Discontinuation of Service

Revised: August 2009
Updated: November 2014

If you feel you can no longer provide care to a patient—because, for example , the patient is abusive to you or your staff, or you learn that the patient has lied to you and you feel you have lost the trust necessary to provide care—it is possible for you to discontinue services. Before doing this, however, you must meet the requirements under the Optometry Act. Ontario Regulation 119/94 defines the discontinuance of needed professional services as an act of professional misconduct, unless

  1. the patient requests the discontinuation,
  2. the member arranges alternative services,
  3. the patient is given a reasonable opportunity to arrange alternative services, or
  4. the patient has failed to make payment within a reasonable time for services received, and the services that are needed are not of an emergency nature.

If you are initiating the discontinuation and you choose to arrange alternative services, you should do this in the same way you make a referral, by contacting the other practitioner and providing either copies of your clinical records or a summary report of the care you provided. As an alternative to this, you may notify your patient that on a specific date in the future you will no longer provide care and that in the meantime he or she would be well advised to seek the services of another practitioner. When setting the date after which your services will no longer be provided, you should be sensitive to such factors a s local availability of care and to your patient’s ability to travel , as well as his/her clinical condition. You should also be prepared to provide either copies of your clinical records or a summary report of your care to the patient’s new optometrist. In either situation where you have discontinued service, it would be inappropriate to charge the patient for forwarding copies of the clinical records or for preparing a report.

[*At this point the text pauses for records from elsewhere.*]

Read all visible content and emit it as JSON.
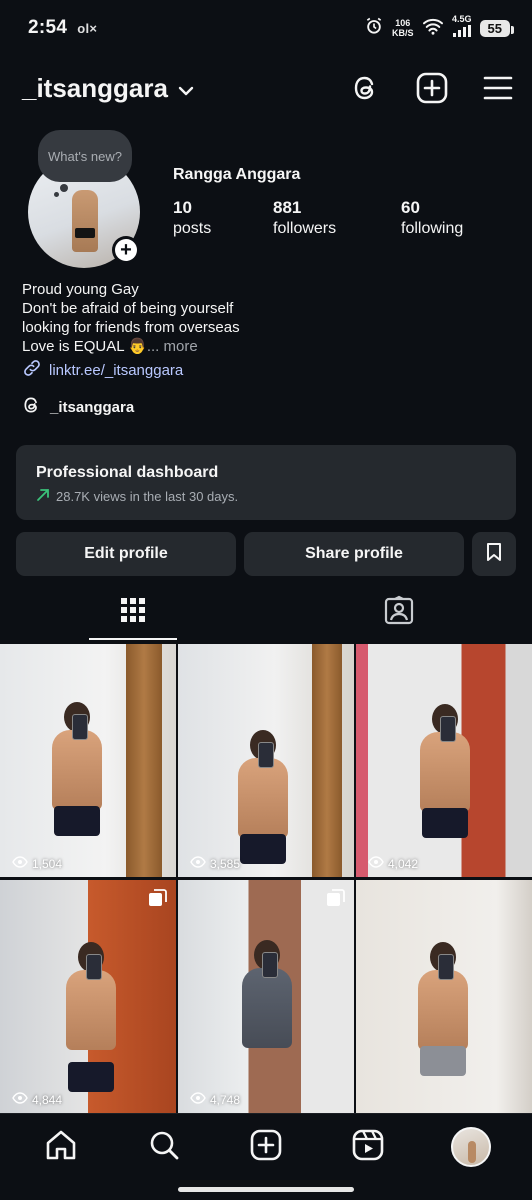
{
  "status_bar": {
    "time": "2:54",
    "extra": "ol×",
    "net_speed_value": "106",
    "net_speed_unit": "KB/S",
    "network": "4.5G",
    "battery": "55"
  },
  "header": {
    "username": "_itsanggara"
  },
  "profile": {
    "note_bubble": "What's new?",
    "full_name": "Rangga Anggara",
    "stats": [
      {
        "value": "10",
        "label": "posts"
      },
      {
        "value": "881",
        "label": "followers"
      },
      {
        "value": "60",
        "label": "following"
      }
    ],
    "bio_lines": [
      "Proud young Gay",
      "Don't be afraid of being yourself",
      "looking for friends from overseas",
      "Love is EQUAL 👨"
    ],
    "bio_more": "... more",
    "link": "linktr.ee/_itsanggara",
    "threads_handle": "_itsanggara"
  },
  "dashboard": {
    "title": "Professional dashboard",
    "subtitle": "28.7K views in the last 30 days."
  },
  "buttons": {
    "edit_profile": "Edit profile",
    "share_profile": "Share profile"
  },
  "posts": [
    {
      "views": "1,504"
    },
    {
      "views": "3,585"
    },
    {
      "views": "4,042"
    },
    {
      "views": "4,844"
    },
    {
      "views": "4,748"
    },
    {
      "views": ""
    }
  ],
  "colors": {
    "background": "#0c0f14",
    "card": "#25292e",
    "link": "#b9c8ff",
    "trend": "#3ac27a"
  }
}
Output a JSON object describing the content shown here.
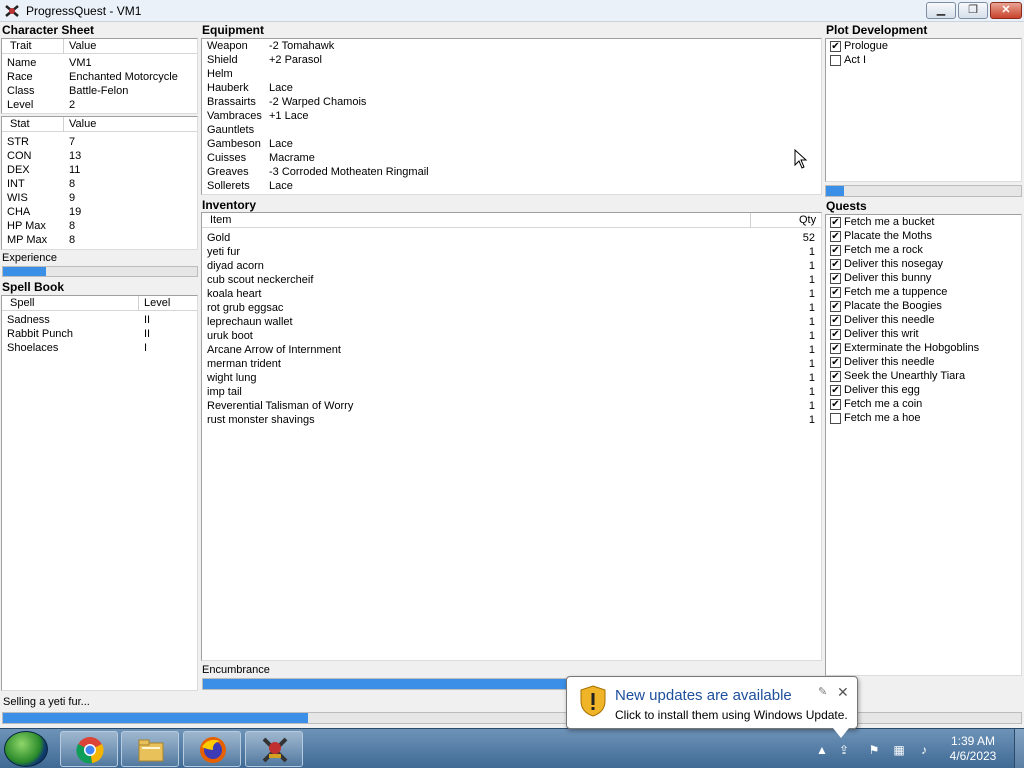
{
  "window": {
    "title": "ProgressQuest - VM1"
  },
  "character_sheet": {
    "header": "Character Sheet",
    "trait_col": "Trait",
    "value_col": "Value",
    "traits": [
      {
        "name": "Name",
        "value": "VM1"
      },
      {
        "name": "Race",
        "value": "Enchanted Motorcycle"
      },
      {
        "name": "Class",
        "value": "Battle-Felon"
      },
      {
        "name": "Level",
        "value": "2"
      }
    ],
    "stat_col": "Stat",
    "stat_value_col": "Value",
    "stats": [
      {
        "name": "STR",
        "value": "7"
      },
      {
        "name": "CON",
        "value": "13"
      },
      {
        "name": "DEX",
        "value": "11"
      },
      {
        "name": "INT",
        "value": "8"
      },
      {
        "name": "WIS",
        "value": "9"
      },
      {
        "name": "CHA",
        "value": "19"
      },
      {
        "name": "HP Max",
        "value": "8"
      },
      {
        "name": "MP Max",
        "value": "8"
      }
    ],
    "experience_label": "Experience",
    "experience_progress": 0.22
  },
  "spell_book": {
    "header": "Spell Book",
    "spell_col": "Spell",
    "level_col": "Level",
    "spells": [
      {
        "name": "Sadness",
        "level": "II"
      },
      {
        "name": "Rabbit Punch",
        "level": "II"
      },
      {
        "name": "Shoelaces",
        "level": "I"
      }
    ]
  },
  "equipment": {
    "header": "Equipment",
    "items": [
      {
        "slot": "Weapon",
        "item": "-2 Tomahawk"
      },
      {
        "slot": "Shield",
        "item": "+2 Parasol"
      },
      {
        "slot": "Helm",
        "item": ""
      },
      {
        "slot": "Hauberk",
        "item": "Lace"
      },
      {
        "slot": "Brassairts",
        "item": "-2 Warped Chamois"
      },
      {
        "slot": "Vambraces",
        "item": "+1 Lace"
      },
      {
        "slot": "Gauntlets",
        "item": ""
      },
      {
        "slot": "Gambeson",
        "item": "Lace"
      },
      {
        "slot": "Cuisses",
        "item": "Macrame"
      },
      {
        "slot": "Greaves",
        "item": "-3 Corroded Motheaten Ringmail"
      },
      {
        "slot": "Sollerets",
        "item": "Lace"
      }
    ]
  },
  "inventory": {
    "header": "Inventory",
    "item_col": "Item",
    "qty_col": "Qty",
    "items": [
      {
        "name": "Gold",
        "qty": "52"
      },
      {
        "name": "yeti fur",
        "qty": "1"
      },
      {
        "name": "diyad acorn",
        "qty": "1"
      },
      {
        "name": "cub scout neckercheif",
        "qty": "1"
      },
      {
        "name": "koala heart",
        "qty": "1"
      },
      {
        "name": "rot grub eggsac",
        "qty": "1"
      },
      {
        "name": "leprechaun wallet",
        "qty": "1"
      },
      {
        "name": "uruk boot",
        "qty": "1"
      },
      {
        "name": "Arcane Arrow of Internment",
        "qty": "1"
      },
      {
        "name": "merman trident",
        "qty": "1"
      },
      {
        "name": "wight lung",
        "qty": "1"
      },
      {
        "name": "imp tail",
        "qty": "1"
      },
      {
        "name": "Reverential Talisman of Worry",
        "qty": "1"
      },
      {
        "name": "rust monster shavings",
        "qty": "1"
      }
    ],
    "encumbrance_label": "Encumbrance",
    "encumbrance_progress": 0.91
  },
  "plot": {
    "header": "Plot Development",
    "acts": [
      {
        "label": "Prologue",
        "done": true
      },
      {
        "label": "Act I",
        "done": false
      }
    ],
    "progress": 0.09
  },
  "quests": {
    "header": "Quests",
    "items": [
      {
        "label": "Fetch me a bucket",
        "done": true
      },
      {
        "label": "Placate the Moths",
        "done": true
      },
      {
        "label": "Fetch me a rock",
        "done": true
      },
      {
        "label": "Deliver this nosegay",
        "done": true
      },
      {
        "label": "Deliver this bunny",
        "done": true
      },
      {
        "label": "Fetch me a tuppence",
        "done": true
      },
      {
        "label": "Placate the Boogies",
        "done": true
      },
      {
        "label": "Deliver this needle",
        "done": true
      },
      {
        "label": "Deliver this writ",
        "done": true
      },
      {
        "label": "Exterminate the Hobgoblins",
        "done": true
      },
      {
        "label": "Deliver this needle",
        "done": true
      },
      {
        "label": "Seek the Unearthly Tiara",
        "done": true
      },
      {
        "label": "Deliver this egg",
        "done": true
      },
      {
        "label": "Fetch me a coin",
        "done": true
      },
      {
        "label": "Fetch me a hoe",
        "done": false
      }
    ]
  },
  "status": {
    "text": "Selling a yeti fur...",
    "progress": 0.3
  },
  "notification": {
    "title": "New updates are available",
    "body": "Click to install them using Windows Update."
  },
  "taskbar": {
    "time": "1:39 AM",
    "date": "4/6/2023",
    "buttons": [
      "chrome-icon",
      "file-explorer-icon",
      "firefox-icon",
      "progressquest-icon"
    ]
  },
  "colors": {
    "progress": "#3c8fe6",
    "title_blue": "#1e4f9c"
  }
}
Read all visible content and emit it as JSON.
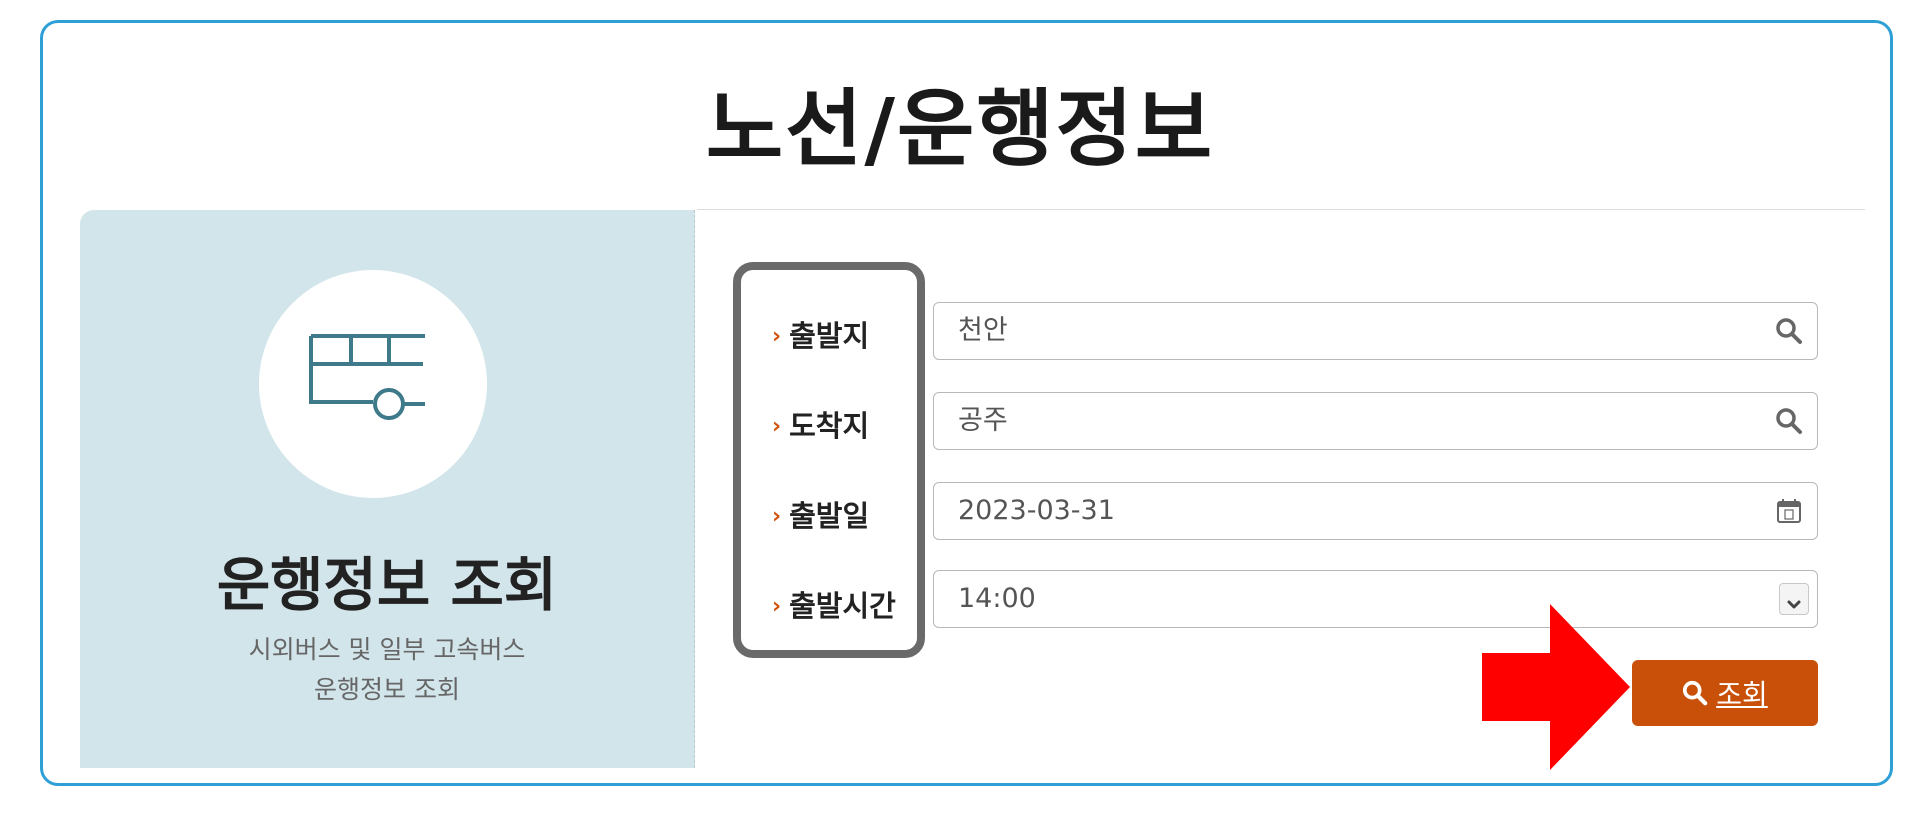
{
  "page": {
    "title": "노선/운행정보"
  },
  "panel": {
    "icon": "bus-icon",
    "title": "운행정보 조회",
    "desc_line1": "시외버스 및 일부 고속버스",
    "desc_line2": "운행정보 조회"
  },
  "form": {
    "departure": {
      "label": "출발지",
      "value": "천안",
      "icon": "search-icon"
    },
    "arrival": {
      "label": "도착지",
      "value": "공주",
      "icon": "search-icon"
    },
    "date": {
      "label": "출발일",
      "value": "2023-03-31",
      "icon": "calendar-icon"
    },
    "time": {
      "label": "출발시간",
      "value": "14:00",
      "icon": "chevron-down-icon"
    },
    "submit_label": "조회",
    "submit_icon": "search-icon"
  },
  "colors": {
    "frame_border": "#2ea0d6",
    "panel_bg": "#d2e5eb",
    "accent": "#c85008",
    "annotation_arrow": "#ff0000",
    "annotation_box": "#6a6a6a"
  }
}
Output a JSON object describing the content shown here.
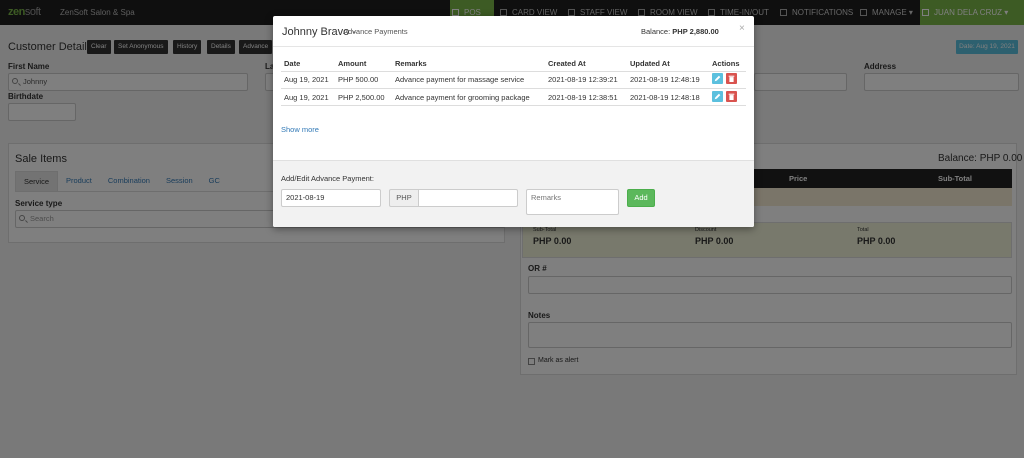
{
  "app": {
    "logo_a": "zen",
    "logo_b": "soft",
    "brand": "ZenSoft Salon & Spa"
  },
  "nav": {
    "pos": "POS",
    "card_view": "CARD VIEW",
    "staff_view": "STAFF VIEW",
    "room_view": "ROOM VIEW",
    "time_in_out": "TIME-IN/OUT",
    "notifications": "NOTIFICATIONS",
    "manage": "MANAGE ▾",
    "user": "JUAN DELA CRUZ ▾"
  },
  "customer": {
    "title": "Customer Details",
    "buttons": {
      "clear": "Clear",
      "anonymous": "Set Anonymous",
      "history": "History",
      "details": "Details",
      "advance": "Advance"
    },
    "date_badge": "Date: Aug 19, 2021",
    "first_name_label": "First Name",
    "first_name_value": "Johnny",
    "last_name_label": "La",
    "birthdate_label": "Birthdate",
    "address_label": "Address"
  },
  "sale": {
    "title": "Sale Items",
    "tabs": [
      "Service",
      "Product",
      "Combination",
      "Session",
      "GC"
    ],
    "service_type_label": "Service type",
    "search_placeholder": "Search"
  },
  "right": {
    "balance": "Balance: PHP 0.00",
    "col_price": "Price",
    "col_subtotal": "Sub-Total",
    "totals": [
      {
        "label": "Sub-Total",
        "value": "PHP 0.00"
      },
      {
        "label": "Discount",
        "value": "PHP 0.00"
      },
      {
        "label": "Total",
        "value": "PHP 0.00"
      }
    ],
    "or_label": "OR #",
    "notes_label": "Notes",
    "alert_label": "Mark as alert"
  },
  "modal": {
    "title": "Johnny Bravo - ",
    "subtitle": "Advance Payments",
    "balance_label": "Balance: ",
    "balance_value": "PHP 2,880.00",
    "close": "×",
    "columns": [
      "Date",
      "Amount",
      "Remarks",
      "Created At",
      "Updated At",
      "Actions"
    ],
    "rows": [
      {
        "date": "Aug 19, 2021",
        "amount": "PHP 500.00",
        "remarks": "Advance payment for massage service",
        "created": "2021-08-19 12:39:21",
        "updated": "2021-08-19 12:48:19"
      },
      {
        "date": "Aug 19, 2021",
        "amount": "PHP 2,500.00",
        "remarks": "Advance payment for grooming package",
        "created": "2021-08-19 12:38:51",
        "updated": "2021-08-19 12:48:18"
      }
    ],
    "show_more": "Show more",
    "form": {
      "label": "Add/Edit Advance Payment:",
      "date_value": "2021-08-19",
      "currency": "PHP",
      "amount_value": "",
      "remarks_placeholder": "Remarks",
      "add_label": "Add"
    }
  },
  "colors": {
    "green": "#7ab648",
    "blue": "#5bc0de",
    "red": "#d9534f",
    "add": "#5cb85c"
  }
}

When you discontinue services, it is critical to make the patient understand that it is in his/her best interest for you to transfer care to another practitioner. If appropriate, inform the patient that you will transfer their file to the practitioner of their choice. Above all, remember to maintain your professionalism throughout the period of transition.